RECORDS SUPPLIED:
■ ■ ■ ■ ■ ■ ■

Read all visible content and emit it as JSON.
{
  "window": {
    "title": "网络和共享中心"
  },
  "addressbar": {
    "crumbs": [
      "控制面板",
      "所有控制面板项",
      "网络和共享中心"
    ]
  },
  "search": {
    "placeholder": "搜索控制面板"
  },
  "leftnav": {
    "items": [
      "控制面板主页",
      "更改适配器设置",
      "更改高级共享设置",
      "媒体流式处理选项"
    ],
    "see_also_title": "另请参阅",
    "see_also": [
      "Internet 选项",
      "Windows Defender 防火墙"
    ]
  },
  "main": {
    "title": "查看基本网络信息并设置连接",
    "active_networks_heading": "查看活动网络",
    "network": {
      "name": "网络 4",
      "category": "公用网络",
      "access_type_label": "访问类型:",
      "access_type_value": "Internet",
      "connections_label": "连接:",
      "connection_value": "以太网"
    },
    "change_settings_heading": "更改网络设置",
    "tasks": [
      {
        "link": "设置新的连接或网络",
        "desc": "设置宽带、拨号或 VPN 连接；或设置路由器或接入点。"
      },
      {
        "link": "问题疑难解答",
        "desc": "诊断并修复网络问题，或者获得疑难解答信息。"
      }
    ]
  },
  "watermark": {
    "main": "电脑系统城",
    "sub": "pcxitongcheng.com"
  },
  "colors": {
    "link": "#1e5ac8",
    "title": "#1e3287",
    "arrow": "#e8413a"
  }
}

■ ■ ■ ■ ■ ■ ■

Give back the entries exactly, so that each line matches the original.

ANSWER SPACE:
Read all visible content and emit it as JSON.
{
  "window": {
    "title": "网络和共享中心"
  },
  "addressbar": {
    "crumbs": [
      "控制面板",
      "所有控制面板项",
      "网络和共享中心"
    ]
  },
  "search": {
    "placeholder": "搜索控制面板"
  },
  "leftnav": {
    "items": [
      "控制面板主页",
      "更改适配器设置",
      "更改高级共享设置",
      "媒体流式处理选项"
    ],
    "see_also_title": "另请参阅",
    "see_also": [
      "Internet 选项",
      "Windows Defender 防火墙"
    ]
  },
  "main": {
    "title": "查看基本网络信息并设置连接",
    "active_networks_heading": "查看活动网络",
    "network": {
      "name": "网络 4",
      "category": "公用网络",
      "access_type_label": "访问类型:",
      "access_type_value": "Internet",
      "connections_label": "连接:",
      "connection_value": "以太网"
    },
    "change_settings_heading": "更改网络设置",
    "tasks": [
      {
        "link": "设置新的连接或网络",
        "desc": "设置宽带、拨号或 VPN 连接；或设置路由器或接入点。"
      },
      {
        "link": "问题疑难解答",
        "desc": "诊断并修复网络问题，或者获得疑难解答信息。"
      }
    ]
  },
  "watermark": {
    "main": "电脑系统城",
    "sub": "pcxitongcheng.com"
  },
  "colors": {
    "link": "#1e5ac8",
    "title": "#1e3287",
    "arrow": "#e8413a"
  }
}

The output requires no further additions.